The bars are shaped a little differently, too. The new bend lowers grip position 19mm and puts it 8mm closer to the rider, making it easier to weight the front wheel.
Regardless of bar-design preference, having a 1-1/8-inch handlebar standard means you have 1-1/8-inch clamps standard. Therefore, you can choose your style of handlebar without having to purchase aftermarket bar clamps. The KX’s clamps are still reversible, giving you 35mm range of adjustment—front to back—via four bar positions. Footpeg height is still adjustable, as well.
So, after getting a total rebuild in 2019, the KX450 gets its first update since, and so far we’ve liked what we’ve seen, or should we now say felt. Getting a re-vamped clutch and new handlebars might not seem like a whole lot, but I can confidently say that these two seemingly “small” upgrades do indeed make an already outstanding motorcycle even better. CN
2021 Kawasaki KX450 Specifications
||4-stroke, liquid-cooled, DOHC, 4-valve, single
|Bore & Stroke:
||96.0 x 62.1mm
||DFI w/Keihin 44mm throttle body
|Rake / Trail:
||27.6° / 4.8 in.
||Showa 49mm inverted coil-spring fork, fully adjustable, w A-Kit Technology

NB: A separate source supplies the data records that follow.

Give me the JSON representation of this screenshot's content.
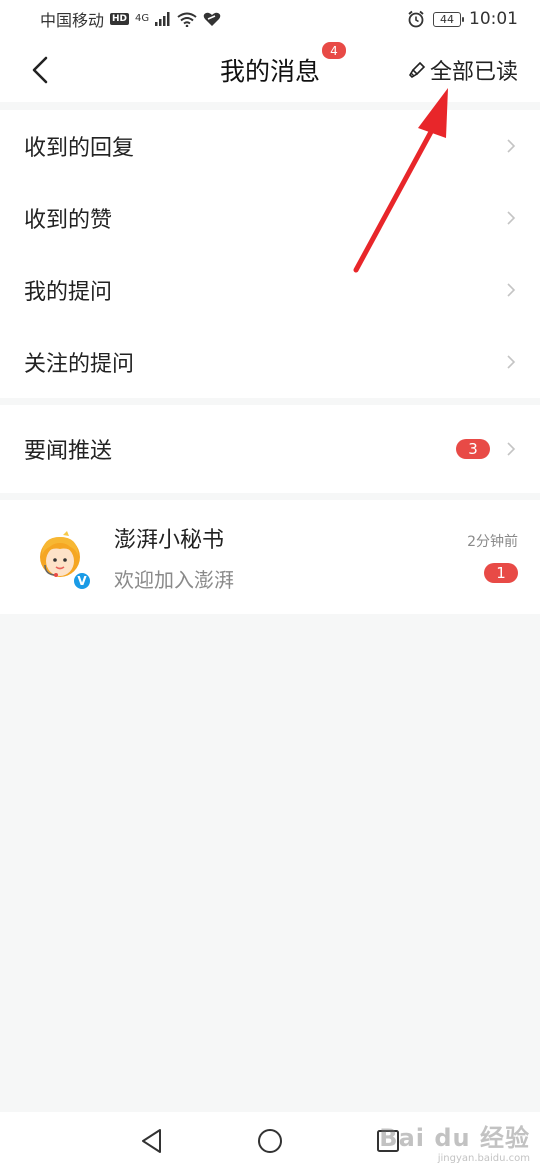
{
  "status_bar": {
    "carrier": "中国移动",
    "hd": "HD",
    "network": "4G",
    "battery": "44",
    "time": "10:01"
  },
  "nav": {
    "title": "我的消息",
    "title_badge": "4",
    "read_all_label": "全部已读"
  },
  "menu": {
    "items": [
      {
        "label": "收到的回复"
      },
      {
        "label": "收到的赞"
      },
      {
        "label": "我的提问"
      },
      {
        "label": "关注的提问"
      }
    ]
  },
  "push": {
    "label": "要闻推送",
    "badge": "3"
  },
  "message": {
    "name": "澎湃小秘书",
    "preview": "欢迎加入澎湃",
    "time": "2分钟前",
    "badge": "1",
    "verified": "V"
  },
  "watermark": {
    "main": "Bai du 经验",
    "url": "jingyan.baidu.com"
  },
  "colors": {
    "accent_red": "#e84a46",
    "verified_blue": "#1a9be6",
    "background": "#f6f7f7"
  },
  "icons": [
    "back-chevron-icon",
    "broom-icon",
    "chevron-right-icon",
    "triangle-back-icon",
    "circle-home-icon",
    "square-recents-icon"
  ]
}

||Uni-Trak, Showa single shock, fully adjustable
|Front Tire Size:
|Rear Tire Size:
||Single 270mm petal disc, 2-piston, Braking
||Single 250mm petal disc, 1-piston, Braking
||1-1/8-in. Renthal aluminum Fatbar
|Weight (dry, claimed):
|Weight (wet, claimed):